Reproduce all of the records word for word, omitting the pictures.
== Segment start ==
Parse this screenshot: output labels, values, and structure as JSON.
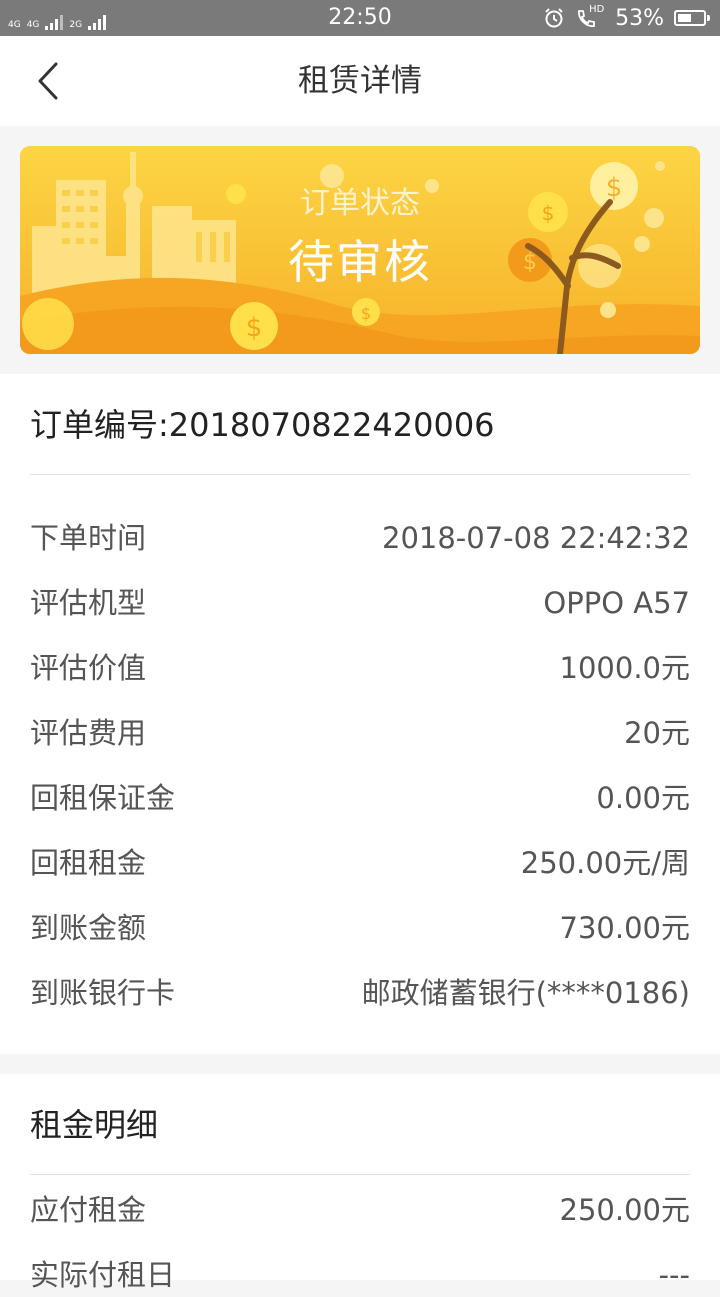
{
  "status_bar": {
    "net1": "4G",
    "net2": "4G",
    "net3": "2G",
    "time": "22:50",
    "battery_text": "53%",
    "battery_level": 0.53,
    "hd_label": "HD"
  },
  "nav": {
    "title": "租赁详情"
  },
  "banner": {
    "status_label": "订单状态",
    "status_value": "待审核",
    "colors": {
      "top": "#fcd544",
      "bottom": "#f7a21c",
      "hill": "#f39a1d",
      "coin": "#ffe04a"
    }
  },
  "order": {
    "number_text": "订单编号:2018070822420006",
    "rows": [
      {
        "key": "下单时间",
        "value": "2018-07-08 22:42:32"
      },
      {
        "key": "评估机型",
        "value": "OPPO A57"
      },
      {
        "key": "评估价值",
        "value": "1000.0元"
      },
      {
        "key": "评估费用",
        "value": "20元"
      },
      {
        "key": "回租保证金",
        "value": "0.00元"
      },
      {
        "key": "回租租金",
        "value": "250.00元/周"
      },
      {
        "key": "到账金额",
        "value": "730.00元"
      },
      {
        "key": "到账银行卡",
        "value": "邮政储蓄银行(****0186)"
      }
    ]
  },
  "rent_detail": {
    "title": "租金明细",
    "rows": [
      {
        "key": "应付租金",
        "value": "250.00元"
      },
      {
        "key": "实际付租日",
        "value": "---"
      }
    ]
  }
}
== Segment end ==
(Written solution):
Parse this screenshot: output labels, values, and structure as JSON.
{
  "status_bar": {
    "net1": "4G",
    "net2": "4G",
    "net3": "2G",
    "time": "22:50",
    "battery_text": "53%",
    "battery_level": 0.53,
    "hd_label": "HD"
  },
  "nav": {
    "title": "租赁详情"
  },
  "banner": {
    "status_label": "订单状态",
    "status_value": "待审核",
    "colors": {
      "top": "#fcd544",
      "bottom": "#f7a21c",
      "hill": "#f39a1d",
      "coin": "#ffe04a"
    }
  },
  "order": {
    "number_text": "订单编号:2018070822420006",
    "rows": [
      {
        "key": "下单时间",
        "value": "2018-07-08 22:42:32"
      },
      {
        "key": "评估机型",
        "value": "OPPO A57"
      },
      {
        "key": "评估价值",
        "value": "1000.0元"
      },
      {
        "key": "评估费用",
        "value": "20元"
      },
      {
        "key": "回租保证金",
        "value": "0.00元"
      },
      {
        "key": "回租租金",
        "value": "250.00元/周"
      },
      {
        "key": "到账金额",
        "value": "730.00元"
      },
      {
        "key": "到账银行卡",
        "value": "邮政储蓄银行(****0186)"
      }
    ]
  },
  "rent_detail": {
    "title": "租金明细",
    "rows": [
      {
        "key": "应付租金",
        "value": "250.00元"
      },
      {
        "key": "实际付租日",
        "value": "---"
      }
    ]
  }
}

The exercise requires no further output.